(Collected data entries)
++++

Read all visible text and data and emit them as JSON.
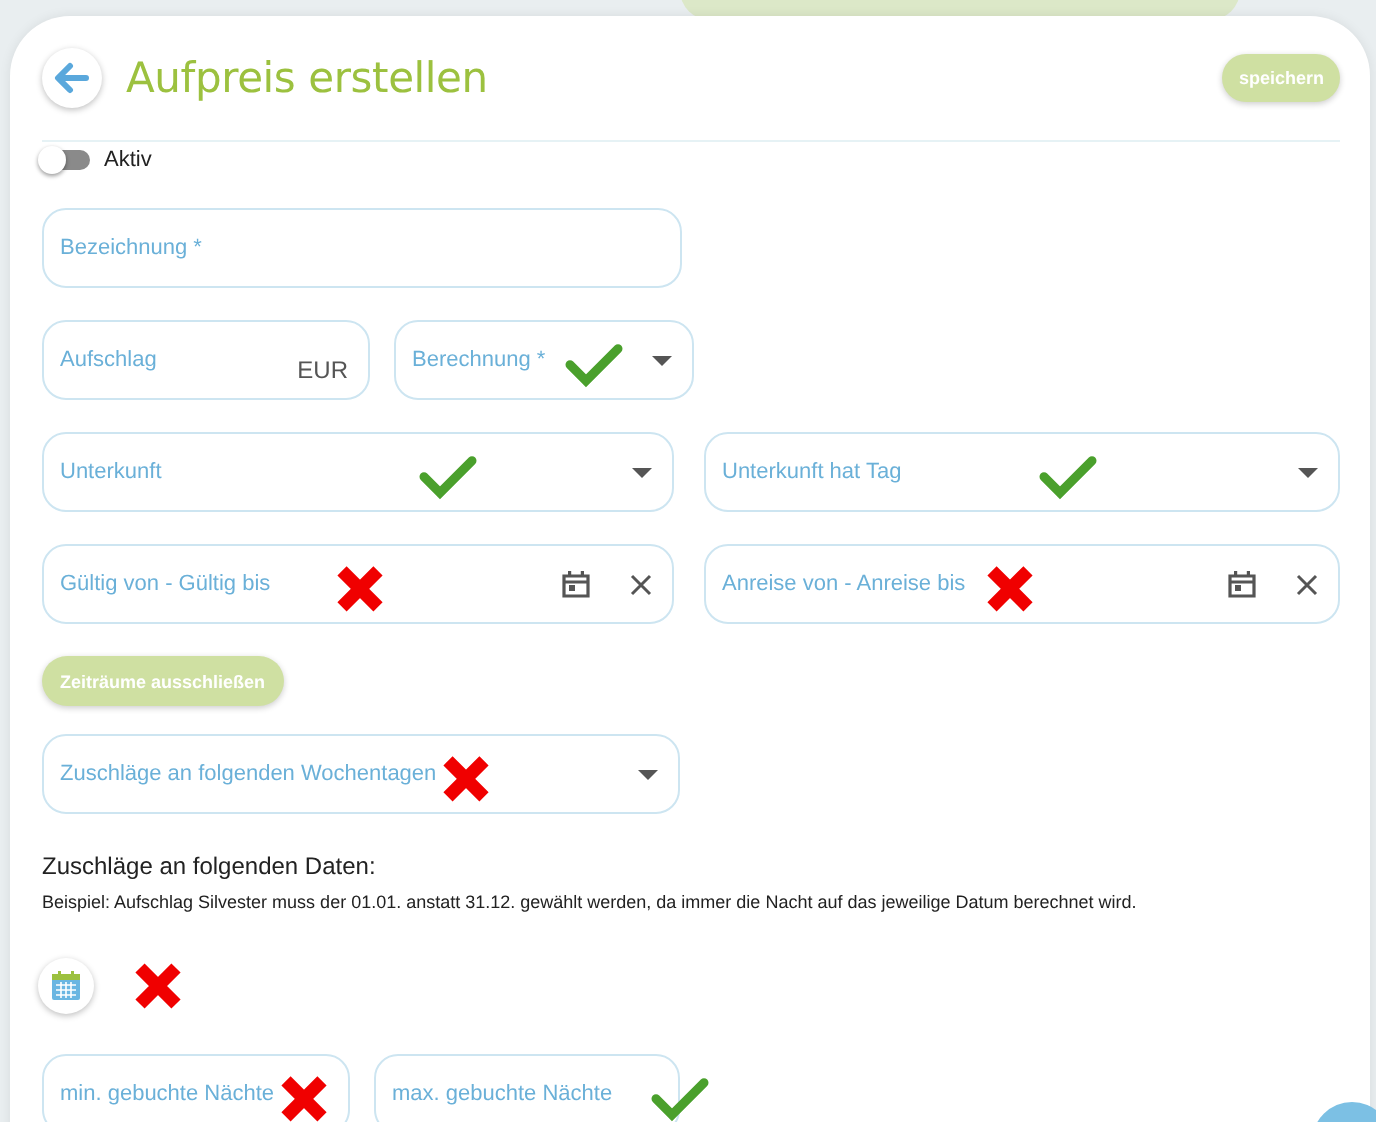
{
  "header": {
    "title": "Aufpreis erstellen",
    "save_button": "speichern"
  },
  "toggle": {
    "label": "Aktiv",
    "on": false
  },
  "field_rows": [
    [
      {
        "label": "Bezeichnung *"
      }
    ],
    [
      {
        "label": "Aufschlag",
        "kind": "currency",
        "unit": "EUR"
      },
      {
        "label": "Berechnung *",
        "kind": "select",
        "check_mark": true
      }
    ],
    [
      {
        "label": "Unterkunft",
        "kind": "select",
        "check_mark": true
      },
      {
        "label": "Unterkunft hat Tag",
        "kind": "select",
        "check_mark": true
      }
    ],
    [
      {
        "label": "Gültig von - Gültig bis",
        "kind": "daterange",
        "cross_mark": true
      },
      {
        "label": "Anreise von - Anreise bis",
        "kind": "daterange",
        "cross_mark": true
      }
    ]
  ],
  "exclude_button": "Zeiträume ausschließen",
  "weekday_field": {
    "label": "Zuschläge an folgenden Wochentagen",
    "kind": "select",
    "cross_mark": true
  },
  "dates_section": {
    "heading": "Zuschläge an folgenden Daten:",
    "note": "Beispiel: Aufschlag Silvester muss der 01.01. anstatt 31.12. gewählt werden, da immer die Nacht auf das jeweilige Datum berechnet wird.",
    "cross_mark": true
  },
  "nights_row": [
    {
      "label": "min. gebuchte Nächte",
      "cross_mark": true
    },
    {
      "label": "max. gebuchte Nächte",
      "check_mark": true
    }
  ]
}
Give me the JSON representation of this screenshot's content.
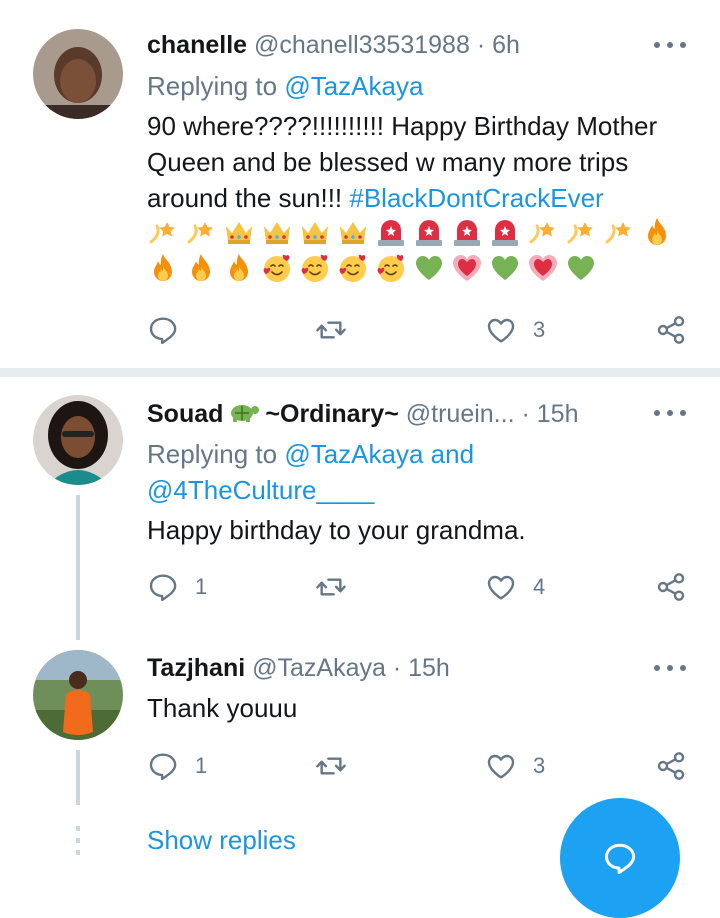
{
  "tweets": [
    {
      "name": "chanelle",
      "handle": "@chanell33531988",
      "dot": "·",
      "time": "6h",
      "replying_prefix": "Replying to",
      "replying_to": "@TazAkaya",
      "text": "90 where????!!!!!!!!!! Happy Birthday Mother Queen and be blessed w many more trips around the sun!!! ",
      "hashtag": "#BlackDontCrackEver",
      "emojis": [
        "dizzy-icon",
        "dizzy-icon",
        "crown-icon",
        "crown-icon",
        "crown-icon",
        "crown-icon",
        "siren-icon",
        "siren-icon",
        "siren-icon",
        "siren-icon",
        "dizzy-icon",
        "dizzy-icon",
        "dizzy-icon",
        "fire-icon",
        "fire-icon",
        "fire-icon",
        "fire-icon",
        "smiling-hearts-icon",
        "smiling-hearts-icon",
        "smiling-hearts-icon",
        "smiling-hearts-icon",
        "green-heart-icon",
        "growing-heart-icon",
        "green-heart-icon",
        "growing-heart-icon",
        "green-heart-icon"
      ],
      "reply_count": "",
      "like_count": "3"
    },
    {
      "name": "Souad",
      "name_suffix": "~Ordinary~",
      "name_emoji": "turtle-icon",
      "handle": "@truein...",
      "dot": "·",
      "time": "15h",
      "replying_prefix": "Replying to",
      "replying_to": "@TazAkaya",
      "replying_and": "and",
      "replying_to_2": "@4TheCulture____",
      "text": "Happy birthday to your grandma.",
      "reply_count": "1",
      "like_count": "4"
    },
    {
      "name": "Tazjhani",
      "handle": "@TazAkaya",
      "dot": "·",
      "time": "15h",
      "text": "Thank youuu",
      "reply_count": "1",
      "like_count": "3"
    }
  ],
  "show_replies": "Show replies",
  "colors": {
    "link": "#1b95e0",
    "muted": "#657786",
    "divider": "#e6ecf0",
    "fab": "#1da1f2"
  }
}
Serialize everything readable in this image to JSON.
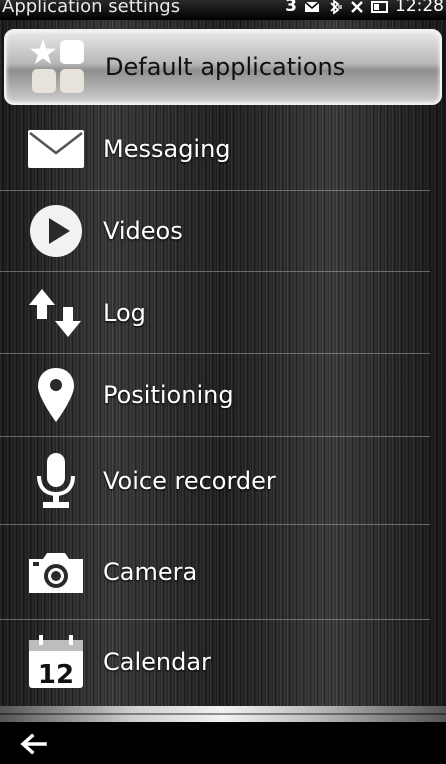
{
  "status_bar": {
    "title": "Application settings",
    "signal_label": "3",
    "time": "12:28",
    "icons": [
      "signal-3g-icon",
      "envelope-icon",
      "bluetooth-icon",
      "no-signal-icon",
      "battery-icon"
    ]
  },
  "menu": {
    "items": [
      {
        "label": "Default applications",
        "icon": "default-apps-icon",
        "highlighted": true
      },
      {
        "label": "Messaging",
        "icon": "envelope-icon"
      },
      {
        "label": "Videos",
        "icon": "play-icon"
      },
      {
        "label": "Log",
        "icon": "log-arrows-icon"
      },
      {
        "label": "Positioning",
        "icon": "location-pin-icon"
      },
      {
        "label": "Voice recorder",
        "icon": "microphone-icon"
      },
      {
        "label": "Camera",
        "icon": "camera-icon"
      },
      {
        "label": "Calendar",
        "icon": "calendar-icon",
        "day": "12"
      }
    ]
  },
  "toolbar": {
    "back_icon": "back-arrow-icon"
  },
  "colors": {
    "highlight_bg": "#cfcfcf",
    "text": "#ffffff",
    "highlight_text": "#101010",
    "divider": "#bebebe"
  }
}
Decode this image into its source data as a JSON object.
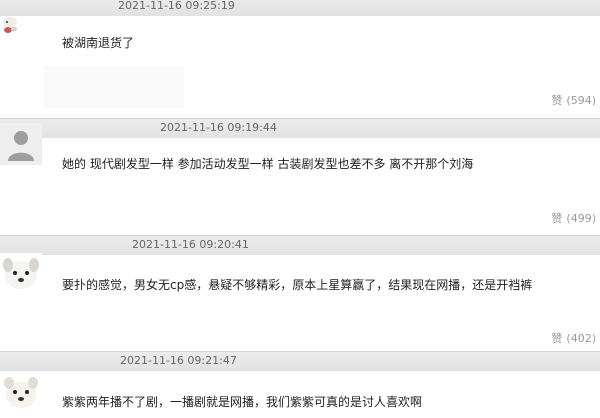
{
  "colors": {
    "meta_bar": "#e6e6e6",
    "body_text": "#222222",
    "muted_text": "#9a9a9a",
    "timestamp_text": "#666666"
  },
  "comments": [
    {
      "timestamp": "2021-11-16 09:25:19",
      "text": "被湖南退货了",
      "like_label": "赞",
      "like_count": "(594)",
      "avatar_icon": "sheep-avatar-icon"
    },
    {
      "timestamp": "2021-11-16 09:19:44",
      "text": "她的 现代剧发型一样 参加活动发型一样 古装剧发型也差不多 离不开那个刘海",
      "like_label": "赞",
      "like_count": "(499)",
      "avatar_icon": "default-user-icon"
    },
    {
      "timestamp": "2021-11-16 09:20:41",
      "text": "要扑的感觉，男女无cp感，悬疑不够精彩，原本上星算赢了，结果现在网播，还是开裆裤",
      "like_label": "赞",
      "like_count": "(402)",
      "avatar_icon": "dog-avatar-icon"
    },
    {
      "timestamp": "2021-11-16 09:21:47",
      "text": "紫紫两年播不了剧，一播剧就是网播，我们紫紫可真的是讨人喜欢啊",
      "like_label": "",
      "like_count": "",
      "avatar_icon": "dog-avatar-icon"
    }
  ]
}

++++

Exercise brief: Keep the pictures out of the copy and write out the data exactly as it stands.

Finished exercise:
Read all visible text and data and emit them as JSON.
{
  "header": {
    "title": "Aufpreis erstellen",
    "save_button": "speichern"
  },
  "toggle": {
    "label": "Aktiv",
    "on": false
  },
  "field_rows": [
    [
      {
        "label": "Bezeichnung *"
      }
    ],
    [
      {
        "label": "Aufschlag",
        "kind": "currency",
        "unit": "EUR"
      },
      {
        "label": "Berechnung *",
        "kind": "select",
        "check_mark": true
      }
    ],
    [
      {
        "label": "Unterkunft",
        "kind": "select",
        "check_mark": true
      },
      {
        "label": "Unterkunft hat Tag",
        "kind": "select",
        "check_mark": true
      }
    ],
    [
      {
        "label": "Gültig von - Gültig bis",
        "kind": "daterange",
        "cross_mark": true
      },
      {
        "label": "Anreise von - Anreise bis",
        "kind": "daterange",
        "cross_mark": true
      }
    ]
  ],
  "exclude_button": "Zeiträume ausschließen",
  "weekday_field": {
    "label": "Zuschläge an folgenden Wochentagen",
    "kind": "select",
    "cross_mark": true
  },
  "dates_section": {
    "heading": "Zuschläge an folgenden Daten:",
    "note": "Beispiel: Aufschlag Silvester muss der 01.01. anstatt 31.12. gewählt werden, da immer die Nacht auf das jeweilige Datum berechnet wird.",
    "cross_mark": true
  },
  "nights_row": [
    {
      "label": "min. gebuchte Nächte",
      "cross_mark": true
    },
    {
      "label": "max. gebuchte Nächte",
      "check_mark": true
    }
  ]
}
Give me the JSON representation of this screenshot's content.
{
  "tweets": [
    {
      "name": "chanelle",
      "handle": "@chanell33531988",
      "dot": "·",
      "time": "6h",
      "replying_prefix": "Replying to",
      "replying_to": "@TazAkaya",
      "text": "90 where????!!!!!!!!!! Happy Birthday Mother Queen and be blessed w many more trips around the sun!!! ",
      "hashtag": "#BlackDontCrackEver",
      "emojis": [
        "dizzy-icon",
        "dizzy-icon",
        "crown-icon",
        "crown-icon",
        "crown-icon",
        "crown-icon",
        "siren-icon",
        "siren-icon",
        "siren-icon",
        "siren-icon",
        "dizzy-icon",
        "dizzy-icon",
        "dizzy-icon",
        "fire-icon",
        "fire-icon",
        "fire-icon",
        "fire-icon",
        "smiling-hearts-icon",
        "smiling-hearts-icon",
        "smiling-hearts-icon",
        "smiling-hearts-icon",
        "green-heart-icon",
        "growing-heart-icon",
        "green-heart-icon",
        "growing-heart-icon",
        "green-heart-icon"
      ],
      "reply_count": "",
      "like_count": "3"
    },
    {
      "name": "Souad",
      "name_suffix": "~Ordinary~",
      "name_emoji": "turtle-icon",
      "handle": "@truein...",
      "dot": "·",
      "time": "15h",
      "replying_prefix": "Replying to",
      "replying_to": "@TazAkaya",
      "replying_and": "and",
      "replying_to_2": "@4TheCulture____",
      "text": "Happy birthday to your grandma.",
      "reply_count": "1",
      "like_count": "4"
    },
    {
      "name": "Tazjhani",
      "handle": "@TazAkaya",
      "dot": "·",
      "time": "15h",
      "text": "Thank youuu",
      "reply_count": "1",
      "like_count": "3"
    }
  ],
  "show_replies": "Show replies",
  "colors": {
    "link": "#1b95e0",
    "muted": "#657786",
    "divider": "#e6ecf0",
    "fab": "#1da1f2"
  }
}
Serialize everything readable in this image to JSON.
{
  "status_bar": {
    "title": "Application settings",
    "signal_label": "3",
    "time": "12:28",
    "icons": [
      "signal-3g-icon",
      "envelope-icon",
      "bluetooth-icon",
      "no-signal-icon",
      "battery-icon"
    ]
  },
  "menu": {
    "items": [
      {
        "label": "Default applications",
        "icon": "default-apps-icon",
        "highlighted": true
      },
      {
        "label": "Messaging",
        "icon": "envelope-icon"
      },
      {
        "label": "Videos",
        "icon": "play-icon"
      },
      {
        "label": "Log",
        "icon": "log-arrows-icon"
      },
      {
        "label": "Positioning",
        "icon": "location-pin-icon"
      },
      {
        "label": "Voice recorder",
        "icon": "microphone-icon"
      },
      {
        "label": "Camera",
        "icon": "camera-icon"
      },
      {
        "label": "Calendar",
        "icon": "calendar-icon",
        "day": "12"
      }
    ]
  },
  "toolbar": {
    "back_icon": "back-arrow-icon"
  },
  "colors": {
    "highlight_bg": "#cfcfcf",
    "text": "#ffffff",
    "highlight_text": "#101010",
    "divider": "#bebebe"
  }
}
Decode this image into its source data as a JSON object.
{
  "colors": {
    "meta_bar": "#e6e6e6",
    "body_text": "#222222",
    "muted_text": "#9a9a9a",
    "timestamp_text": "#666666"
  },
  "comments": [
    {
      "timestamp": "2021-11-16 09:25:19",
      "text": "被湖南退货了",
      "like_label": "赞",
      "like_count": "(594)",
      "avatar_icon": "sheep-avatar-icon"
    },
    {
      "timestamp": "2021-11-16 09:19:44",
      "text": "她的 现代剧发型一样 参加活动发型一样 古装剧发型也差不多 离不开那个刘海",
      "like_label": "赞",
      "like_count": "(499)",
      "avatar_icon": "default-user-icon"
    },
    {
      "timestamp": "2021-11-16 09:20:41",
      "text": "要扑的感觉，男女无cp感，悬疑不够精彩，原本上星算赢了，结果现在网播，还是开裆裤",
      "like_label": "赞",
      "like_count": "(402)",
      "avatar_icon": "dog-avatar-icon"
    },
    {
      "timestamp": "2021-11-16 09:21:47",
      "text": "紫紫两年播不了剧，一播剧就是网播，我们紫紫可真的是讨人喜欢啊",
      "like_label": "",
      "like_count": "",
      "avatar_icon": "dog-avatar-icon"
    }
  ]
}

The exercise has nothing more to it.